Clearance of synaptically released glutamate, and hence termination of glutamatergic neurotransmission, is carried out by glutamate transporters, most especially glutamate transporter-1 (GLT-1) and the glutamate-aspartate transporter (GLAST) that are located in astrocytes. It is becoming increasingly well appreciated that changes in the function and expression of GLT-1 and GLAST occur under different physiological and pathological conditions. Here we investigated the plasticity in expression of GLT-1 and GLAST in the spinal dorsal horn using immunohistochemistry following partial sciatic nerve ligation (PSNL) in rats.

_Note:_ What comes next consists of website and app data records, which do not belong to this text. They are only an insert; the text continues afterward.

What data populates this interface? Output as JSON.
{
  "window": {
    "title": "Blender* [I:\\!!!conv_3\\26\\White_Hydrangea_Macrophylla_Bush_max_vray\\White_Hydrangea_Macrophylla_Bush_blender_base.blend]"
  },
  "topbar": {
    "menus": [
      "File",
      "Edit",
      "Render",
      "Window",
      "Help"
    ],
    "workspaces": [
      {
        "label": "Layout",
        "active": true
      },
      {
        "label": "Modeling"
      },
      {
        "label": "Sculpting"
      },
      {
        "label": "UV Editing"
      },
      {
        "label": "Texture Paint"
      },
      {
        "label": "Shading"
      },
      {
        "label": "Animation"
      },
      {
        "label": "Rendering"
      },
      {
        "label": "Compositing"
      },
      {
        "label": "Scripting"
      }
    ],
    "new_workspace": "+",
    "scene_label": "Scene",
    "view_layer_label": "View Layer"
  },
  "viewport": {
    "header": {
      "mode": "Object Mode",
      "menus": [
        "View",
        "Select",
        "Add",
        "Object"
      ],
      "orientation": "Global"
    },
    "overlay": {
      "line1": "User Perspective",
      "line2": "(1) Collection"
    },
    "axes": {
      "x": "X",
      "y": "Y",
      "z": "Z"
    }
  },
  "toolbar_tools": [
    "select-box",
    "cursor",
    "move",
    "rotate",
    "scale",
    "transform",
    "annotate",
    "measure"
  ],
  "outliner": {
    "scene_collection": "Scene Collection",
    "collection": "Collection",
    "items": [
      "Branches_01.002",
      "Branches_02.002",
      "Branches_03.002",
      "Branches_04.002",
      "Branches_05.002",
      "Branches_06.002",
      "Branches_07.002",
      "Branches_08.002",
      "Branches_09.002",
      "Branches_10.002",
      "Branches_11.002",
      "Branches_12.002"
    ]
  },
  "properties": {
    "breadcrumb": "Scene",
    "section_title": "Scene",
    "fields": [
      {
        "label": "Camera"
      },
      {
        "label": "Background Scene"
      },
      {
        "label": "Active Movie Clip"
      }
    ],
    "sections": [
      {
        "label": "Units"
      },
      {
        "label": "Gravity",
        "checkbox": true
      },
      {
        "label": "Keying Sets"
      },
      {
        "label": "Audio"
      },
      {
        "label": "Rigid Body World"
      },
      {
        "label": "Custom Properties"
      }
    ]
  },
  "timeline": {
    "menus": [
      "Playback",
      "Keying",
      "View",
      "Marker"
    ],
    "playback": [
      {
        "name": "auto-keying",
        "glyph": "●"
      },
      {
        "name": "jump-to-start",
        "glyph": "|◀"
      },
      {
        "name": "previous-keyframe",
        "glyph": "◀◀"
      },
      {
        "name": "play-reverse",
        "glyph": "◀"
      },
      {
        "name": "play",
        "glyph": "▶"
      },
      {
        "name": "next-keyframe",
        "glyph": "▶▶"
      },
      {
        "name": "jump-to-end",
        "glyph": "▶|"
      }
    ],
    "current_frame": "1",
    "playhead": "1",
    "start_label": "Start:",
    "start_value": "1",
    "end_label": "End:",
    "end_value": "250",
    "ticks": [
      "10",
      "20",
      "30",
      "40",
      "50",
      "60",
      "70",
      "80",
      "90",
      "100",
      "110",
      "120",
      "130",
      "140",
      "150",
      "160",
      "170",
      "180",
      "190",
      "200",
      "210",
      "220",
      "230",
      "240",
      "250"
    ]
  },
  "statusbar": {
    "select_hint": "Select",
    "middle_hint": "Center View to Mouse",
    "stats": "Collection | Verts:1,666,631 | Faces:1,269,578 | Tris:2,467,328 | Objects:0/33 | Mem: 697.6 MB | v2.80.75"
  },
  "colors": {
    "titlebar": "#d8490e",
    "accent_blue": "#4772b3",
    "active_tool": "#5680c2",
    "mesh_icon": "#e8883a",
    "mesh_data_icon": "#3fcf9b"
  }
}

Animals were confirmed to develop hypersensitivity to mechanical stimulation by 7 days following PSNL. Baseline expression of GLT-1 and GLAST in naive animals was only observed in astrocytes and not in either microglia or neurons. Microglia and astrocytes showed evidence of reactivity to the nerve injury when assessed at 7 and 14 days following PSNL evidenced by increased expression of OX-42 and GFAP, respectively. In contrast, the total level of GLT-1 and GLAST protein decreased at both 7 and 14 days after PSNL. Importantly, the cellular location of GLT-1 and GLAST was also altered in response to nerve injury. Whereas activated astrocytes showed a marked decrease in expression of GLT-1 and GLAST, activated microglia showed de novo expression of GLT-1 and GLAST at 7 days after PSNL and this was maintained through day 14. Neurons showed no expression of GLT-1 or GLAST at any time point.
These results indicate that the expression of glutamate transporters in astrocytes and microglia are differentially regulated following nerve injury.